Labor says it will oppose tougher citizenship laws (ABC News: Marco Catalano)
18 October 2017
21 September 2017
The ABC article has been updated since yesterday, it now includes:
- One Nation would back the changes, although they want permanent residents to wait for at least eight years before being permitted to apply for citizenship.
- Nick Xenophon is open to backing the legislation, but he did not want to see “punitive” English language tests.
With both the Australian Labor Party and Australian Greens already publically stating that they will oppose the Citizenship Amendment Bill, an additional three (3) votes are required to block the Bill in the Senate.
Nick Xenophon Team have 3 Senate votes and One Nation have 4 Senate votes. There are 5 other Senator whose votes are yet to be determined.
Labor resolves to block citizenship changes
Government in fight to pass tough new rules after Labor resolves to block changes
20 June 2017
By political reporter Stephen Dziedzic
- Under proposed changes to the citizenship test migrants would be asked to “prove their commitment to Australia”
- Opposition spokesman Tony Burke called the changes “bizarre” and said Labor would not support the changes
The Coalition will look to the crossbench to support its proposal. The ALP caucus met this morning and formally resolved to block the citizenship legislation in its current form.
The Greens have already vowed they will also vote no, which means the Government will now have to negotiate with the Senate crossbench in order to make it law.
Under the changes, migrants would be asked to prove their commitment to Australia by passing a new citizenship test, as well as a more stringent English language test. They would also be asked to demonstrate they have integrated into the community, and face a longer wait before being able to apply for citizenship.
Opposition spokesman for citizenship, Tony Burke, said the proposed new English test was a “bizarre act of snobbery” and many Australians would struggle to pass it. “This introduces permanently in Australia, an increasingly large group of people, who will also live here, who will never be asked to take allegiance to this country, and will always be told by the Australian Government they don’t completely belong,” Mr Burke said. “Now, that is a big change in how this country operates, and a change that Labor cannot support.”
He also criticised the Government’s push to make permanent residents wait four years before applying for citizenship, saying many applicants already faced long waits under the current laws. “How can it be good for Australia to be further delaying whether or not someone takes allegiance to this country…how can it be good for Australia to be saying someone who is ready to be fully part of this Australian society that the Australian Government is going to stand in the way?”
MPs pressure Shorten to reject changes
Opposition Leader Bill Shorten said he was open to the changes when they were first floated by the Government in April. “I think it is reasonable to look for English language proficiency and I think it is reasonable to have some period of time before you become an Australian citizen,” he said.
But several Labor MPs have been fiercely critical of the overhaul since then, and have been pressing the party leadership to reject it. The Immigration Minister Peter Dutton lashed out at Mr Shorten, accusing him of folding to pressure from the party’s left. “The problem with the modern Labor party is that the left are ruling internally, and these red herrings about the English language [test] … and four years — it’s a nonsense.
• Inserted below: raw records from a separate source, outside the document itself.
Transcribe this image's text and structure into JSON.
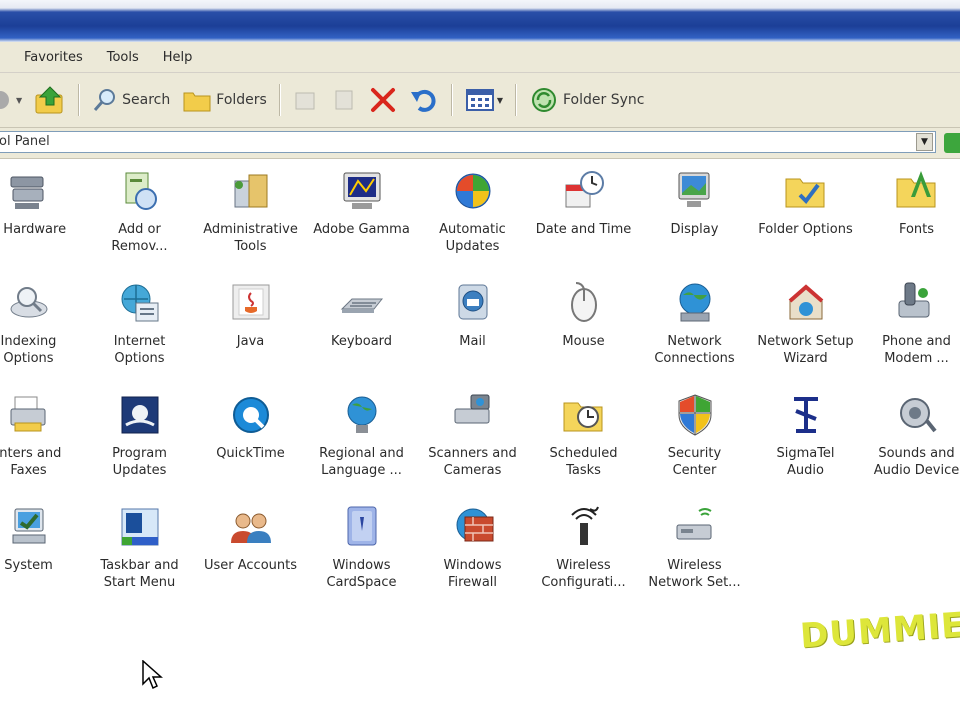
{
  "menu": [
    "Favorites",
    "Tools",
    "Help"
  ],
  "toolbar": {
    "search_label": "Search",
    "folders_label": "Folders",
    "folder_sync_label": "Folder Sync"
  },
  "address": {
    "value": "ol Panel"
  },
  "items": [
    {
      "label": "d Hardware",
      "icon": "add-hardware-icon"
    },
    {
      "label": "Add or\nRemov...",
      "icon": "add-remove-programs-icon"
    },
    {
      "label": "Administrative\nTools",
      "icon": "administrative-tools-icon"
    },
    {
      "label": "Adobe Gamma",
      "icon": "adobe-gamma-icon"
    },
    {
      "label": "Automatic\nUpdates",
      "icon": "automatic-updates-icon"
    },
    {
      "label": "Date and Time",
      "icon": "date-time-icon"
    },
    {
      "label": "Display",
      "icon": "display-icon"
    },
    {
      "label": "Folder Options",
      "icon": "folder-options-icon"
    },
    {
      "label": "Fonts",
      "icon": "fonts-icon"
    },
    {
      "label": "Indexing\nOptions",
      "icon": "indexing-options-icon"
    },
    {
      "label": "Internet\nOptions",
      "icon": "internet-options-icon"
    },
    {
      "label": "Java",
      "icon": "java-icon"
    },
    {
      "label": "Keyboard",
      "icon": "keyboard-icon"
    },
    {
      "label": "Mail",
      "icon": "mail-icon"
    },
    {
      "label": "Mouse",
      "icon": "mouse-icon"
    },
    {
      "label": "Network\nConnections",
      "icon": "network-connections-icon"
    },
    {
      "label": "Network Setup\nWizard",
      "icon": "network-setup-wizard-icon"
    },
    {
      "label": "Phone and\nModem ...",
      "icon": "phone-modem-icon"
    },
    {
      "label": "inters and\nFaxes",
      "icon": "printers-faxes-icon"
    },
    {
      "label": "Program\nUpdates",
      "icon": "program-updates-icon"
    },
    {
      "label": "QuickTime",
      "icon": "quicktime-icon"
    },
    {
      "label": "Regional and\nLanguage ...",
      "icon": "regional-language-icon"
    },
    {
      "label": "Scanners and\nCameras",
      "icon": "scanners-cameras-icon"
    },
    {
      "label": "Scheduled\nTasks",
      "icon": "scheduled-tasks-icon"
    },
    {
      "label": "Security\nCenter",
      "icon": "security-center-icon"
    },
    {
      "label": "SigmaTel\nAudio",
      "icon": "sigmatel-audio-icon"
    },
    {
      "label": "Sounds and\nAudio Device",
      "icon": "sounds-audio-icon"
    },
    {
      "label": "System",
      "icon": "system-icon"
    },
    {
      "label": "Taskbar and\nStart Menu",
      "icon": "taskbar-start-menu-icon"
    },
    {
      "label": "User Accounts",
      "icon": "user-accounts-icon"
    },
    {
      "label": "Windows\nCardSpace",
      "icon": "windows-cardspace-icon"
    },
    {
      "label": "Windows\nFirewall",
      "icon": "windows-firewall-icon"
    },
    {
      "label": "Wireless\nConfigurati...",
      "icon": "wireless-configuration-icon"
    },
    {
      "label": "Wireless\nNetwork Set...",
      "icon": "wireless-network-setup-icon"
    }
  ],
  "watermark": "DUMMIES",
  "colors": {
    "title_bar": "#1c3f97",
    "chrome": "#ece9d8",
    "watermark": "#dde63a"
  }
}
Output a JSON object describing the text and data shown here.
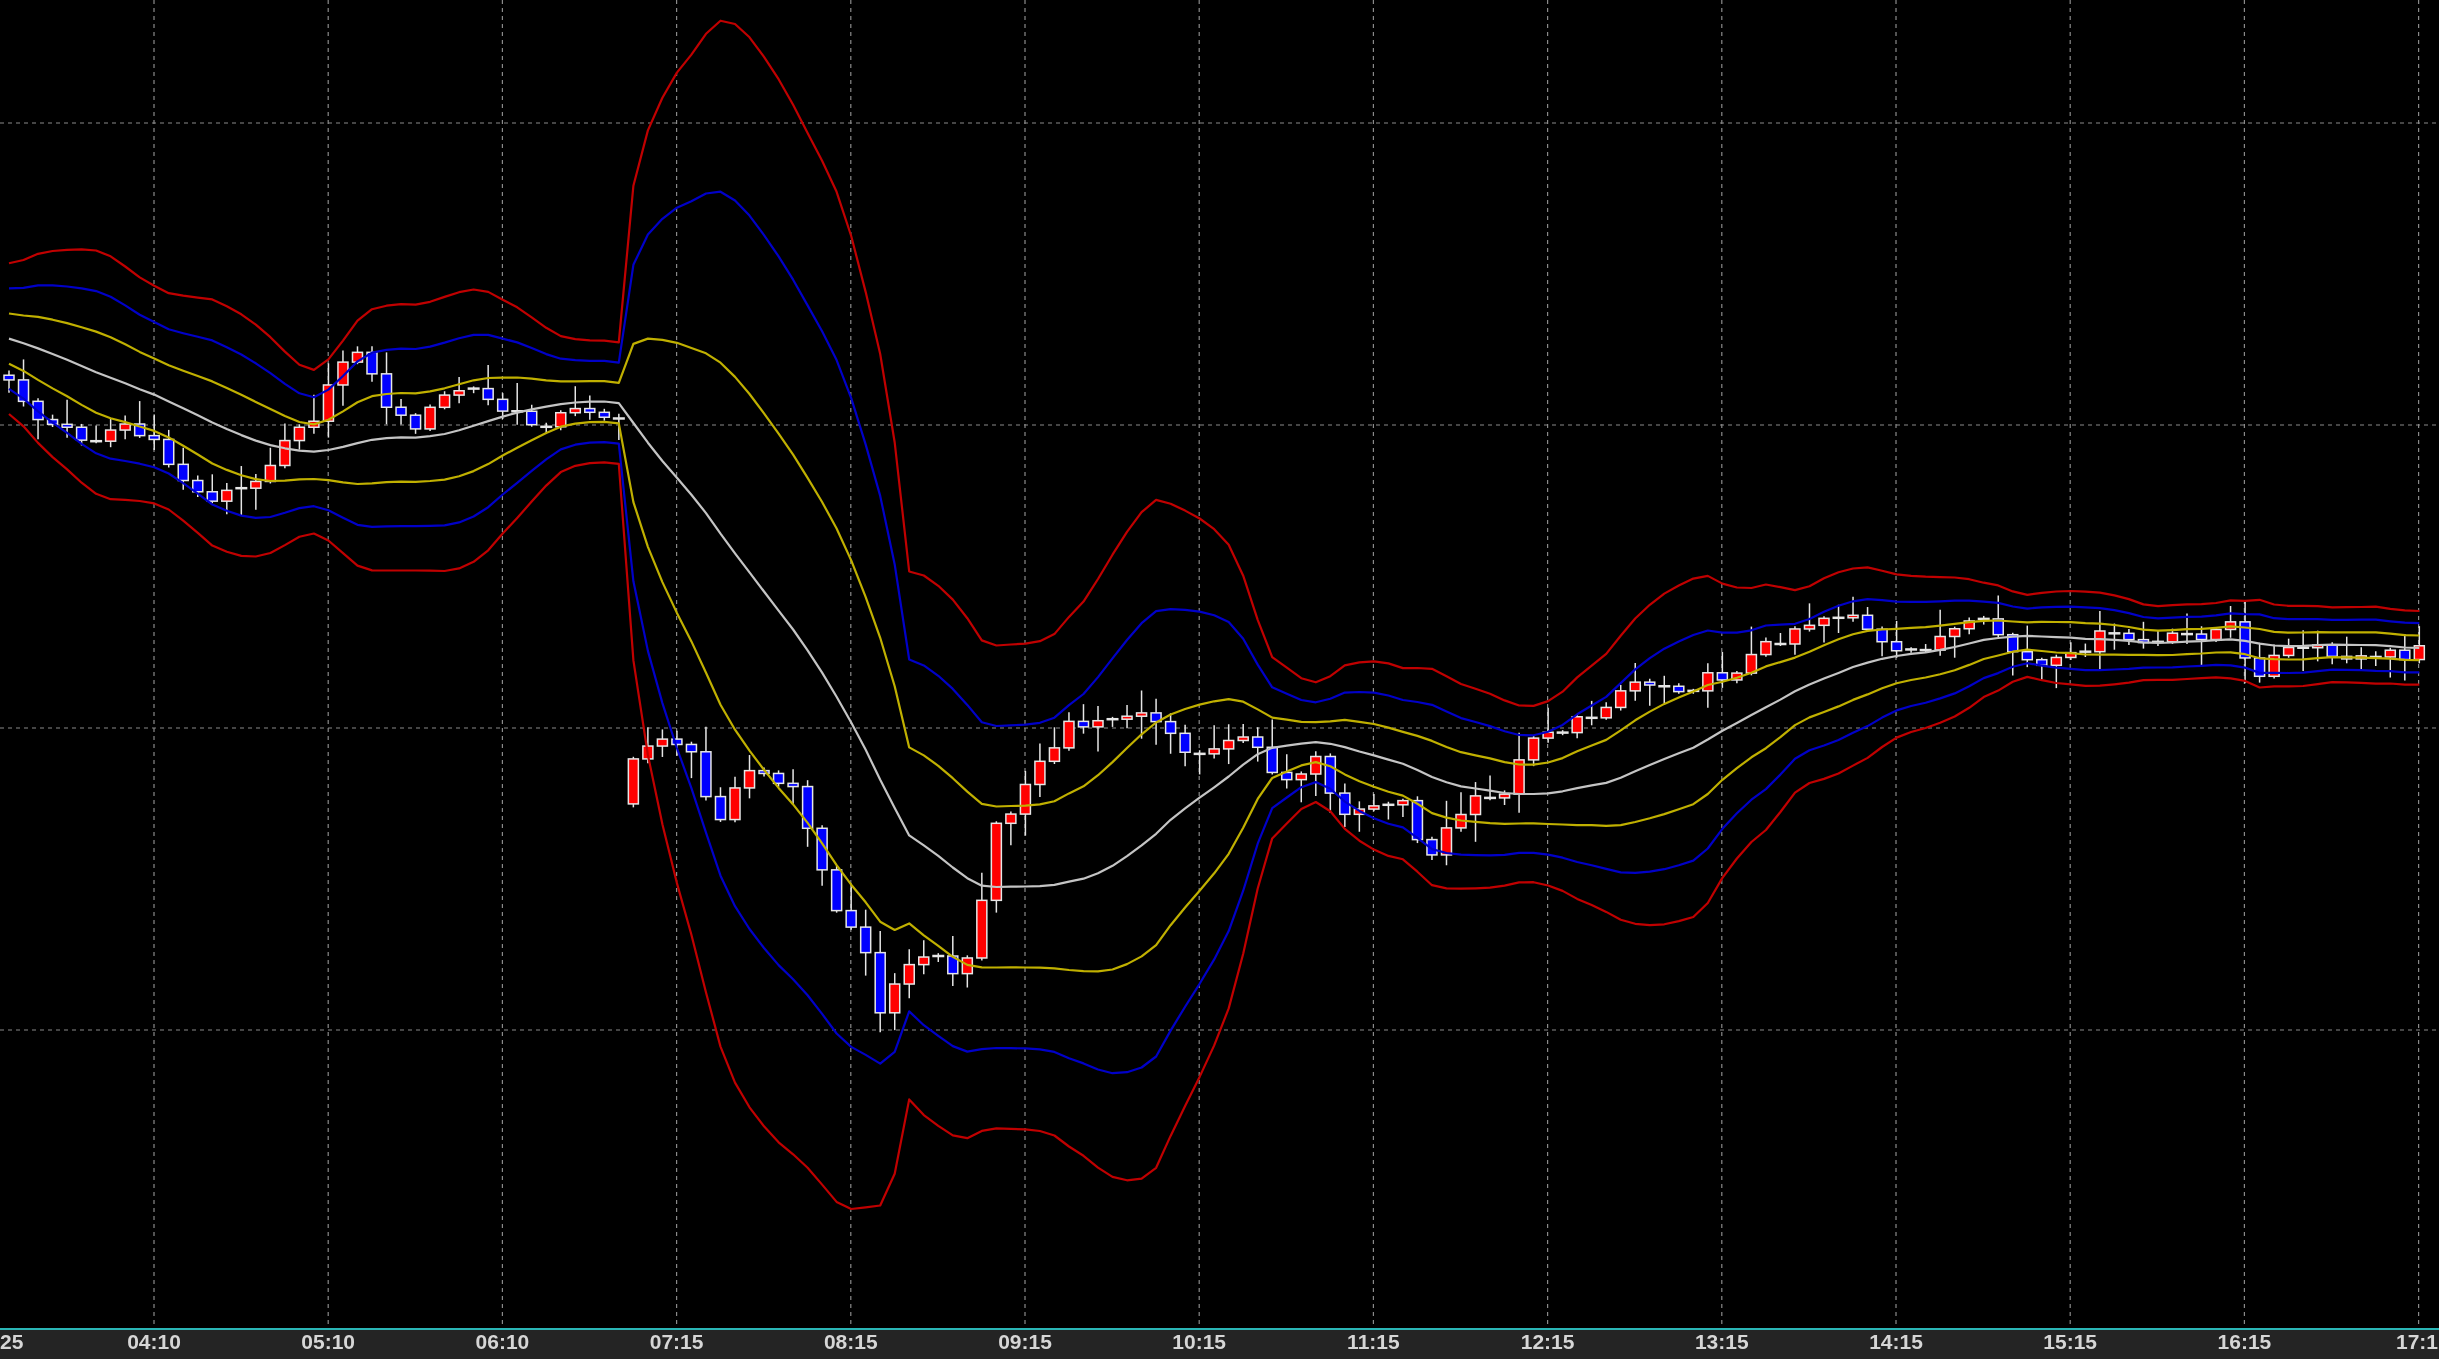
{
  "chart": {
    "time_axis": {
      "labels": [
        "25",
        "04:10",
        "05:10",
        "06:10",
        "07:15",
        "08:15",
        "09:15",
        "10:15",
        "11:15",
        "12:15",
        "13:15",
        "14:15",
        "15:15",
        "16:15",
        "17:1"
      ]
    }
  }
}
There’s a much deeper current running here and it’s clear to me that Bill Shorten has not been able to contain the left of his party again.”
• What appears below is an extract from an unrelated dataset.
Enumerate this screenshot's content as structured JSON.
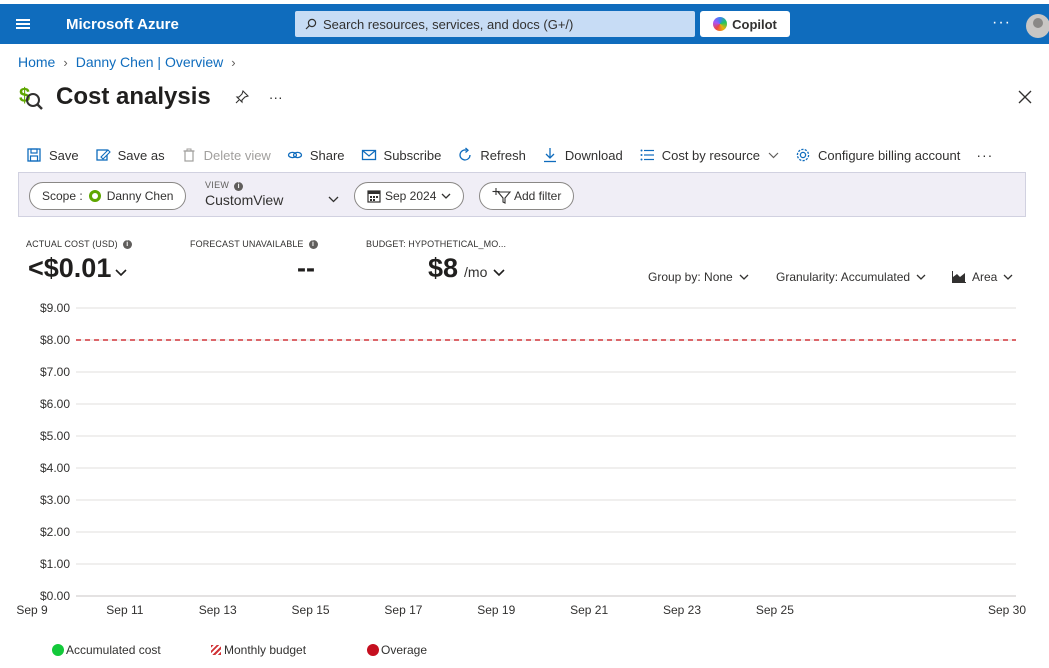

Mr Dutton said he would not water down the proposed laws. “We’re not going to compromise to the left of the Labor party. The left of the Labor party is out of step with the broader Australian public. The public wants to see an increase in the English language requirement, they want to see people meet Australian laws and values. If people have greater capacity to speak English in our country they have the greater capacity to achieve whether it’s at school, the workplace or in society.”
Mr Turnbull also took aim at the ALP, accusing it of “disrespecting” Australian citizenship. “The role of Australian citizen is the most important in our democracy. Surely we care enough about that citizenship to say it should be granted to people who make a commitment to our nation and share our values,” Mr Turnbull said.
Another crossbench negotiation looms
The Government will now turn its attention to the Senate crossbench as it tries to find a path through parliament for the changes. The Prime Minister says Australia’s new citizenship test will be even more stringent than it already is. Try your luck with some of the questions in the current test. Mr Dutton said he was “confident” the Government could secure the votes it needs.
One Nation leader Pauline Hanson has previously said her party would back the changes — although she wants permanent residents to wait for at least eight years before being permitted to apply for citizenship.
Nick Xenophon has also said he is open to backing the legislation — but emphasised this morning that he did not want to see “punitive” English language tests. “There are many migrants who have come to this country, including my parents back in the 1950s, whose English was not so good,” Senator Xenophon said. “But in my parents’ case, my father went on to become a court interpreter within a year or two of coming here and my mother went on to get tertiary degrees in education and become a teacher.
“So I think you need to just see the test is one that is not punitive that it’s about ensuring we have a welcoming immigration policy … no doubt there will be more negotiations in respect of that.”
[Read the ABC News article].